Task statement: The answer must be a single number: how many lines below contain "groomlake".

Items from an interface collection:
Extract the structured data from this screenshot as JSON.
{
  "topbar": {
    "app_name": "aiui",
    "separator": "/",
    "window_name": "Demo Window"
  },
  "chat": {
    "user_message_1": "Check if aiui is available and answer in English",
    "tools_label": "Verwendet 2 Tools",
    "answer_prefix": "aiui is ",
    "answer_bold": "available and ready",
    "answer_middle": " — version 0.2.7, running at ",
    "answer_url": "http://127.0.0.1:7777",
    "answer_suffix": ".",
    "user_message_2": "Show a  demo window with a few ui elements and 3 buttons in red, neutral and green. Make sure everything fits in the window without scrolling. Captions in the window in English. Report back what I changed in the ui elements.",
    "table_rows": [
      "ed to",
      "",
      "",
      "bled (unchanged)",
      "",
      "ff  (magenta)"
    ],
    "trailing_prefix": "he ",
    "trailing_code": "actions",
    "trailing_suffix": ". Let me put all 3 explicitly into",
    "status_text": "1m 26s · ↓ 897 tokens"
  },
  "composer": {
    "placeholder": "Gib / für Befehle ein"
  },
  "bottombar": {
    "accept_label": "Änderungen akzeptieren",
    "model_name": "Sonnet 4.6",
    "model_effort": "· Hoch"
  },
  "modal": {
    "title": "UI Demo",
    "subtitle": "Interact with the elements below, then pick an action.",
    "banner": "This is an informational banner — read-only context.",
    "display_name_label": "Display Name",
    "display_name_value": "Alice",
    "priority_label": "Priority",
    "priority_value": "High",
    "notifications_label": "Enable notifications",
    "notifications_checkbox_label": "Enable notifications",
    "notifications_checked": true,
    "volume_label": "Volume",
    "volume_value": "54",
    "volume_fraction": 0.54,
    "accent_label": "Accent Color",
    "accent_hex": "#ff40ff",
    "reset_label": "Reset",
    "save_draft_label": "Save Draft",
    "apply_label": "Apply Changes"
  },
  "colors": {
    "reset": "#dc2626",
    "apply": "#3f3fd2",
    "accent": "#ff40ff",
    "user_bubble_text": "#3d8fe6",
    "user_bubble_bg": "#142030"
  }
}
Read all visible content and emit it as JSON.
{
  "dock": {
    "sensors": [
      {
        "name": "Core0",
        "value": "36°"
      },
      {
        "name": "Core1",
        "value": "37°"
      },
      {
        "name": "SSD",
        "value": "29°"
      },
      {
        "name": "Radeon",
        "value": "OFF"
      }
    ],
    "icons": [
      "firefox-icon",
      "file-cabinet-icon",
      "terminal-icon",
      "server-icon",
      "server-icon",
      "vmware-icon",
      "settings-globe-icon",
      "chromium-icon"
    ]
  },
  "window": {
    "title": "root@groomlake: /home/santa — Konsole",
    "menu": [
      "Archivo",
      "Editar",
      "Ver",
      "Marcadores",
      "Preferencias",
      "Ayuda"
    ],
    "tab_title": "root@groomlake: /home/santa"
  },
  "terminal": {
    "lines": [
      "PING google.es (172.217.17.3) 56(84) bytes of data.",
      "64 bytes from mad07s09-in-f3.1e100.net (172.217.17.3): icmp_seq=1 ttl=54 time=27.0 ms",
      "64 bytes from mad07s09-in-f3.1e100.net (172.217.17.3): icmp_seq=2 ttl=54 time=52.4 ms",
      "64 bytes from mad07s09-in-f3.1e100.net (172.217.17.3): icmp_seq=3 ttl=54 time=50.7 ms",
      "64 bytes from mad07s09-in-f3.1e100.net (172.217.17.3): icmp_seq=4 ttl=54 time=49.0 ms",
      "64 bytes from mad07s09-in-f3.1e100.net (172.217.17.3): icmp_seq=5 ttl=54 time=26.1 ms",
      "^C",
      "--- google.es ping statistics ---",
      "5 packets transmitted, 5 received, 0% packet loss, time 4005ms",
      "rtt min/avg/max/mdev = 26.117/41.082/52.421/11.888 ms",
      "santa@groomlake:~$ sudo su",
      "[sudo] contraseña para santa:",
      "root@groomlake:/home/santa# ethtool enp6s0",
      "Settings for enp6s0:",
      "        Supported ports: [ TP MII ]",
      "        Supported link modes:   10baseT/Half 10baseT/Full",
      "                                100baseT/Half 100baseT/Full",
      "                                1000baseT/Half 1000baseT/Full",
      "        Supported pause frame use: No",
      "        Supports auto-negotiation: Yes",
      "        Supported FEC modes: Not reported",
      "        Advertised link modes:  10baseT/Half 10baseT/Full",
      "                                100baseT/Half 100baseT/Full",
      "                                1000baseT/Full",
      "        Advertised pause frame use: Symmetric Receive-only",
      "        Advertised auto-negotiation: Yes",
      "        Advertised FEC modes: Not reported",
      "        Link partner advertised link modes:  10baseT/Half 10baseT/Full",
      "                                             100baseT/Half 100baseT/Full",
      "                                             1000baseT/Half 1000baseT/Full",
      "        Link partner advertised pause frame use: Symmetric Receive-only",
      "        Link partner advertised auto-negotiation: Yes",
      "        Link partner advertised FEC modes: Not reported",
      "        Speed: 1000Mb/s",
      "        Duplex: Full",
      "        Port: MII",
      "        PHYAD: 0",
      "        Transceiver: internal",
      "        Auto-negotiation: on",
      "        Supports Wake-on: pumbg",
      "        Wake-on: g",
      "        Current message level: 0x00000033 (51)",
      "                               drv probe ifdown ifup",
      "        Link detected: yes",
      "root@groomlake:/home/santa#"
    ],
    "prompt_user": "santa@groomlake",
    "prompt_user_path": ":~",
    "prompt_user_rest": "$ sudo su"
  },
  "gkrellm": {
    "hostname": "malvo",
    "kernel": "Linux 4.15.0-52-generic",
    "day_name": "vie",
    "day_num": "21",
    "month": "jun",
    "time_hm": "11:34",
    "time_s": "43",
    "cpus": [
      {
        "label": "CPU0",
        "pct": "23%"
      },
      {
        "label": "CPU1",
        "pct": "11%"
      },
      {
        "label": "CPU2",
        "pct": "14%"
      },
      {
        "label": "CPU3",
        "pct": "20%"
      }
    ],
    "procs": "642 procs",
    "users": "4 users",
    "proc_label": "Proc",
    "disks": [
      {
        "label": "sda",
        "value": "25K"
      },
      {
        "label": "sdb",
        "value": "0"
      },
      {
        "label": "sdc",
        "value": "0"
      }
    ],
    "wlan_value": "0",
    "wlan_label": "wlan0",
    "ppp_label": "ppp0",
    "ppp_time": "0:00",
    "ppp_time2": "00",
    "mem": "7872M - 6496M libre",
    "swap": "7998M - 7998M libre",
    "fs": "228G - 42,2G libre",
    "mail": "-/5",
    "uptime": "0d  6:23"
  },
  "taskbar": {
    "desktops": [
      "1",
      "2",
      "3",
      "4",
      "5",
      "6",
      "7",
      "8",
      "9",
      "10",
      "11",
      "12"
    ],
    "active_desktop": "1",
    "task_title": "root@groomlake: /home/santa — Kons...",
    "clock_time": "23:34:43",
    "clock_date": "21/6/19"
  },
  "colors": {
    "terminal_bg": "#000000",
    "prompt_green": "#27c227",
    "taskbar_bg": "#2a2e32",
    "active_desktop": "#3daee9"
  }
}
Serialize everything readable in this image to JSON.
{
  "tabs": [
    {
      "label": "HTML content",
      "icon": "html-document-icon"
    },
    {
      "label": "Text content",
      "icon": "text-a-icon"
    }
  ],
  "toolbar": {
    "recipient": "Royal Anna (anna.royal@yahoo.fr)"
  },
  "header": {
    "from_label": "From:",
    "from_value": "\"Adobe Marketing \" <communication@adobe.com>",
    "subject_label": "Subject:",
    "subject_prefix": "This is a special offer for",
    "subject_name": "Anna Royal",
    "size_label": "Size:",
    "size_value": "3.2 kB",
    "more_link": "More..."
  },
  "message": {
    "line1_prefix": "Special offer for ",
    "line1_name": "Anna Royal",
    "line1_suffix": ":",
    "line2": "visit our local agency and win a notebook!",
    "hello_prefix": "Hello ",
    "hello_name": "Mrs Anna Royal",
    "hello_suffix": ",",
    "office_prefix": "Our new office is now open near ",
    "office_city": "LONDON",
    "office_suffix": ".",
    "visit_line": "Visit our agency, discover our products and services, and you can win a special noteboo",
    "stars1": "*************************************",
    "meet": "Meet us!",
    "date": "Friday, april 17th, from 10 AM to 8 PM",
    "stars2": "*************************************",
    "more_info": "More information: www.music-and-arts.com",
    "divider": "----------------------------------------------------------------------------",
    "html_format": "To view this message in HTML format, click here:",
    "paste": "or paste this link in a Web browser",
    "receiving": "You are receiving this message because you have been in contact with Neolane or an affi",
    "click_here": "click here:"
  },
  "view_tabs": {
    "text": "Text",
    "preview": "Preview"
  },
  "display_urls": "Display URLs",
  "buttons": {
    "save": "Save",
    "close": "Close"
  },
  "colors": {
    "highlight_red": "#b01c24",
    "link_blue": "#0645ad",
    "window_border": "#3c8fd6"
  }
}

Answer to this task: 7